All 2014 Hyundai Elantra Sedans except for the base SE without the Preferred Equipment Package have a new audio system with a 4.3-in color touchscreen. Limited models come standard with Blue Link connectivity and Assurance Connected Care services, and the Elantra Limited can be optioned with a next-generation 7-in touchscreen navigation and infotainment system that includes Pandora Internet radio.

If you're choosing the 2014 Elantra Coupe, a new Technology Package adds Blue Link, Hyundai Assurance Connected Care, LED front accent lights and LED taillights, and the navigation and infotainment system with Pandora Internet radio. As is proving a recurring theme for the 2014 Elantra GT, there are no tech-related changes to report.

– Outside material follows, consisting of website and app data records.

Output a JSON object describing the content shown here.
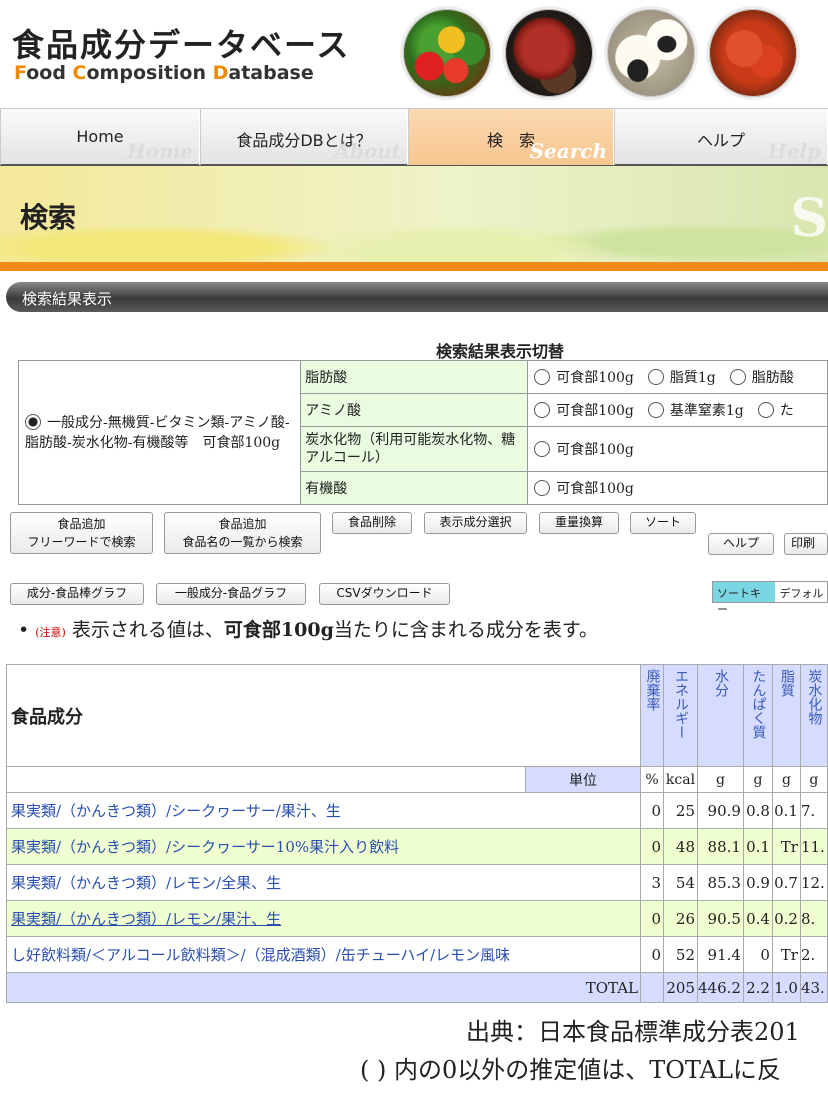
{
  "header": {
    "logo_ja": "食品成分データベース",
    "logo_en": [
      {
        "cap": "F",
        "rest": "ood "
      },
      {
        "cap": "C",
        "rest": "omposition "
      },
      {
        "cap": "D",
        "rest": "atabase"
      }
    ]
  },
  "nav": [
    {
      "label": "Home",
      "sub": "Home",
      "active": false
    },
    {
      "label": "食品成分DBとは？",
      "sub": "About",
      "active": false
    },
    {
      "label": "検　索",
      "sub": "Search",
      "active": true
    },
    {
      "label": "ヘルプ",
      "sub": "Help",
      "active": false
    }
  ],
  "banner": {
    "title": "検索",
    "deco": "S"
  },
  "section_title": "検索結果表示",
  "switcher": {
    "title": "検索結果表示切替",
    "default_option": "一般成分-無機質-ビタミン類-アミノ酸-脂肪酸-炭水化物-有機酸等　可食部100g",
    "rows": [
      {
        "category": "脂肪酸",
        "options": [
          "可食部100g",
          "脂質1g",
          "脂肪酸"
        ]
      },
      {
        "category": "アミノ酸",
        "options": [
          "可食部100g",
          "基準窒素1g",
          "た"
        ]
      },
      {
        "category": "炭水化物（利用可能炭水化物、糖アルコール）",
        "options": [
          "可食部100g"
        ]
      },
      {
        "category": "有機酸",
        "options": [
          "可食部100g"
        ]
      }
    ]
  },
  "buttons": {
    "add_free_l1": "食品追加",
    "add_free_l2": "フリーワードで検索",
    "add_list_l1": "食品追加",
    "add_list_l2": "食品名の一覧から検索",
    "delete": "食品削除",
    "select_component": "表示成分選択",
    "weight_convert": "重量換算",
    "sort": "ソート",
    "help": "ヘルプ",
    "print": "印刷",
    "bar_graph": "成分-食品棒グラフ",
    "general_graph": "一般成分-食品グラフ",
    "csv": "CSVダウンロード"
  },
  "sort_key": {
    "label": "ソートキー",
    "value": "デフォル"
  },
  "note": {
    "caution": "(注意)",
    "pre": "表示される値は、",
    "bold": "可食部100g",
    "post": "当たりに含まれる成分を表す。"
  },
  "results": {
    "heading": "食品成分",
    "unit_label": "単位",
    "columns": [
      {
        "name": "廃棄率",
        "unit": "%"
      },
      {
        "name": "エネルギー",
        "unit": "kcal"
      },
      {
        "name": "水分",
        "unit": "g"
      },
      {
        "name": "たんぱく質",
        "unit": "g"
      },
      {
        "name": "脂質",
        "unit": "g"
      },
      {
        "name": "炭水化物",
        "unit": "g"
      }
    ],
    "rows": [
      {
        "food": "果実類/（かんきつ類）/シークヮーサー/果汁、生",
        "values": [
          "0",
          "25",
          "90.9",
          "0.8",
          "0.1",
          "7."
        ]
      },
      {
        "food": "果実類/（かんきつ類）/シークヮーサー10%果汁入り飲料",
        "values": [
          "0",
          "48",
          "88.1",
          "0.1",
          "Tr",
          "11."
        ]
      },
      {
        "food": "果実類/（かんきつ類）/レモン/全果、生",
        "values": [
          "3",
          "54",
          "85.3",
          "0.9",
          "0.7",
          "12."
        ]
      },
      {
        "food": "果実類/（かんきつ類）/レモン/果汁、生",
        "values": [
          "0",
          "26",
          "90.5",
          "0.4",
          "0.2",
          "8."
        ]
      },
      {
        "food": "し好飲料類/＜アルコール飲料類＞/（混成酒類）/缶チューハイ/レモン風味",
        "values": [
          "0",
          "52",
          "91.4",
          "0",
          "Tr",
          "2."
        ]
      }
    ],
    "total": {
      "label": "TOTAL",
      "values": [
        "",
        "205",
        "446.2",
        "2.2",
        "1.0",
        "43."
      ]
    }
  },
  "footer": {
    "source": "出典：日本食品標準成分表201",
    "estimate": "( ) 内の0以外の推定値は、TOTALに反"
  }
}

All three versions of the 2014 Hyundai Elantra get a new driver's side blind spot rearview mirror as standard. A reversing camera is standard for the Elantra Coupe this year and is included for all versions of the Elantra Sedan except for the base SE model without the Preferred Equipment Package.

Note that the Elantra Sedan and Elantra GT retain their 5-star crash-test ratings from the National Highway Traffic Safety Administration, while the Elantra Coupe remains untested. The Insurance Institute for Highway Safety calls the Elantra Sedan a Top Safety Pick for 2014, and the new car gets the same ratings it has had since its last redesign for the 2011 model year.

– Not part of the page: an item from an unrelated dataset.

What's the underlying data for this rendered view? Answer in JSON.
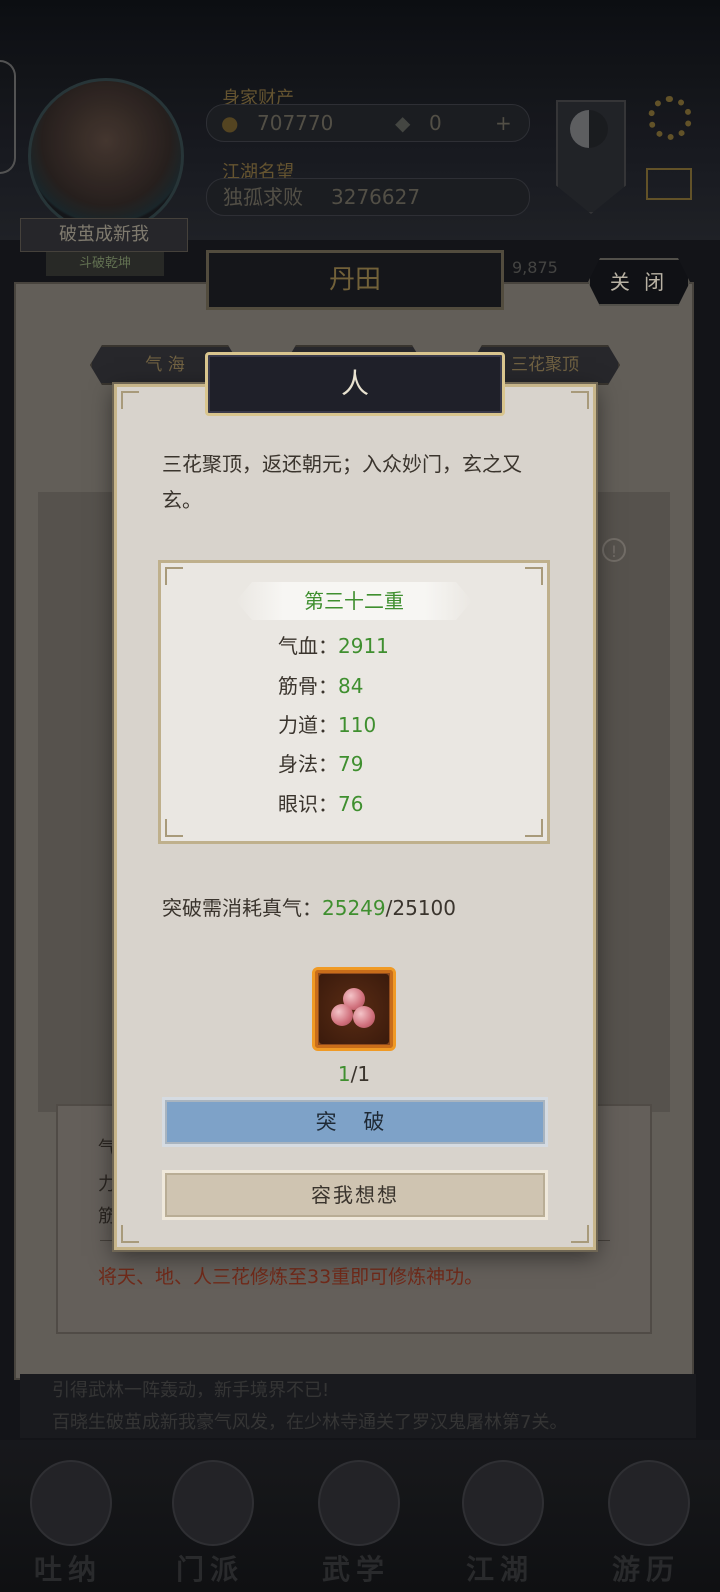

Unless you really want the more powerful but less fuel-efficient 2.0-liter engine that debuts for the 2014 Elantra GT, you should save yourself a little cash and get the previous model.

That advice doesn't hold true for the 2014 Elantra Coupe, because if you choose to purchase an older model you will miss out on a number of upgrades and refinements, not the least of which is the available Blue Link connectivity and services system, the next-generation navigation and infotainment system, added safety features and what promises to be improved responsiveness and handling due to the more powerful engine and revised steering and suspension. Clearly, there is greater incentive to buy the new Elantra Coupe over an older one, unless you value fuel economy over a sporting nature and technology.

Similarly, with the Elantra Sedan, the decision depends on what you value. People who like to drive will definitely want to check out the new Elantra Sport model. Trouble is, you can't get Blue Link on the Sport model, keyless passive entry with push-button starting, a premium sound system, a navigation system or dual-zone automatic climate control. Those things are offered only for the less powerful but more fuel-efficient Elantra Limited.

Finally, if you're on a budget and looking at the 2014 Elantra SE, you should consider a leftover 2013 Elantra or a certified-used version to save thousands of dollars while getting a car that is nearly as good.

This image is a stock photo and is not an exact representation of any vehicle offered for sale. Advertised vehicles of this model may have styling, trim levels, colors and optional equipment that differ from the stock photo.
2013 vs. 2014 Hyundai Elantra: What's the Difference? - Autotrader